You have Timika, the writer of Debunktion, a website dedicated to looking at wild myths and conspiracy theories and, generally, debunking them. Then there’s Jennifer, whose vastly rich father dies and leaves her trying to get her head around the kind of empire he was a part of. And of course, Alan, the pilot whose vehicle is immobilised inexplicably in action, forcing him into a surprising change of career.

These modern tales are tied together but Jerzy Stern’s diary, a book that details his life from 1939 Europe, the Nazis, their work and more. It’s a book that people will kill to get their hands on, but most don’t know why. If Tom was doing to do a book on this topic, it was never going to be a one plot type deal. Alongside an accompanying soundtrack (which is also very, very good), it’s a project beyond the scope of most.

It’s very well researched

If the sheer detail of the descriptions of historical ideas and technology didn’t give away the level of research undertaken by Tom and co-writer A.J. Hartley, pluck a name at random of someone who moved from Germany to the USA or an equivalent and Google it. The first we tried was Wernher von Braun, just to see if the name was based on someone: he’s actually a German, later American, aerospace engineer and space architect. You’ll lose yourself in many a Wikipedia page researching the people who pepper this fiction, but whose real lives are incredibly interesting and slot in here seamlessly. The extent to which this is done is only realised when you start your own digging. Yes, the book gets you asking your own questions.

He doesn’t do subtlety

With an intricate and overlapping plot comes the need for clues and ties. They’re not subtly laid out for the reader to pick up on and remember as a tiny fragment further down the story, so much as mentioned over and over, with arrow signs and the word ‘IMPORTANT’ flashing around them. A childhood memory is dangled in front of the reader half a dozen times before its content is unveiled, though by the second mention, it’s certainly of importance.

But, it’s actually really good

While the mystery of some parts aren’t exactly shrouded, the whole book keeps you guessing in many ways. When you promise yourself just one more chapter, you see whose story picks up next and dive straight back in. Sekret Machines: Chasing Shadows is a four-pronged thriller that hooks you in at different times; it can be slow, but it’s never boring. As you fall less interested with one in passing, another leaps up and keeps the pages turning, and when played with Angels and Airwaves in the background, it has that added sense of adventure.

The generation-spanning, international scope of the story is impressive, and the fact that Tom and A.J. have created something that makes you whizz through 700 pages is something astounding in itself. It tackles the topic seriously, and with fun (Men In Black references are always a good thing). So many stories weave together, blending fact and fiction, and the book falls more in line with government cover-ups, as security issues, than the tinfoil hat crew.

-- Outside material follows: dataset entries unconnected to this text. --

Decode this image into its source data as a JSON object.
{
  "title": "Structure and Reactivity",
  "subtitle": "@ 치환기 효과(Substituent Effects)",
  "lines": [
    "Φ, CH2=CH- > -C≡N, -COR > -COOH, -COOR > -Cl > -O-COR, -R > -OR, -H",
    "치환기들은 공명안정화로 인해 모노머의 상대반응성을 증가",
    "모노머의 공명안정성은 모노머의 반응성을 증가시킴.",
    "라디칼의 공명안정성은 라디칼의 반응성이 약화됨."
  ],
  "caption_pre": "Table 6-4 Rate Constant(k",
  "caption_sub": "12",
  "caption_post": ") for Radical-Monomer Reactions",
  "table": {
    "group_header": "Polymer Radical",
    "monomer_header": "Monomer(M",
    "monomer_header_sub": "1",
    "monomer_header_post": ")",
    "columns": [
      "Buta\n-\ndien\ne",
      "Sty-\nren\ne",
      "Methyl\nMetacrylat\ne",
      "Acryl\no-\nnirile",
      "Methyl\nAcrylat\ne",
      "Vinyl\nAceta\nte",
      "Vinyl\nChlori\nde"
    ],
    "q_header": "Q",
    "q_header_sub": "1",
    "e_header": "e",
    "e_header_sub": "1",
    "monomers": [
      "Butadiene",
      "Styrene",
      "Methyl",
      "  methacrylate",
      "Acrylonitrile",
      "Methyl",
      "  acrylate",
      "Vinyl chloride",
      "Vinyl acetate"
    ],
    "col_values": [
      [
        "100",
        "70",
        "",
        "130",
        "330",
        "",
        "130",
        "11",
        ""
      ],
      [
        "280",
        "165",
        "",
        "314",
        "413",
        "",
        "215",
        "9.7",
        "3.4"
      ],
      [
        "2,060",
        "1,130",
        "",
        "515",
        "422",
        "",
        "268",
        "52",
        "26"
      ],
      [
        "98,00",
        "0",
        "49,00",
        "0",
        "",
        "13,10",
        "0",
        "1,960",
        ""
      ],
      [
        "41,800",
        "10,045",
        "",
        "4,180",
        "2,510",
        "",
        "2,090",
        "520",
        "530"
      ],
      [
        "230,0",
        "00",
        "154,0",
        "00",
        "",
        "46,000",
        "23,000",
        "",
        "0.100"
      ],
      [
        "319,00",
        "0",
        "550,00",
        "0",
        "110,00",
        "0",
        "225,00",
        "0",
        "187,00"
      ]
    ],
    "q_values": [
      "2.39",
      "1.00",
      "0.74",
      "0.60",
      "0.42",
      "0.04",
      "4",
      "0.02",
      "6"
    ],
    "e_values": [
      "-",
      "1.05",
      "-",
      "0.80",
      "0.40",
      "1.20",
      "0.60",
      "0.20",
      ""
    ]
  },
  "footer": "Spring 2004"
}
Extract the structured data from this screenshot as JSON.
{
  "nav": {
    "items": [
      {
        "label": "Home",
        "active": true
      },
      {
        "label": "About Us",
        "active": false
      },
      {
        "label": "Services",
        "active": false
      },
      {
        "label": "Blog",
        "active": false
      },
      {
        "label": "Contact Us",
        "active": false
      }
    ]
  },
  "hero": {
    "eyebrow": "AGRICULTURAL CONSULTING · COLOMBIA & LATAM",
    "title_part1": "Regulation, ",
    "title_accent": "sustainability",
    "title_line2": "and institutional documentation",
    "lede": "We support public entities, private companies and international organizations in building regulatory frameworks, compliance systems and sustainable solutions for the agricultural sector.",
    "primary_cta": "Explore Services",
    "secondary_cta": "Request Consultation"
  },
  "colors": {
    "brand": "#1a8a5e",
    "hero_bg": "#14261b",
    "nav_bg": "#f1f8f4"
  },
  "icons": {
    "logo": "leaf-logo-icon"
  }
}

tl;dr Question the potential of the world around you, and that not around you, through four stories that will keep the pages turning.

And a fun fact…

On a UFO sighting: “Pilots have been recording encounters like the one you had for a long time. Did you know that, Major? Bomber crews in World War II called them Foo Fighters – like the band. A corruption of the French word feu, meaning ‘fire’.”

Just for when you’re trying to out-Grohl your friends.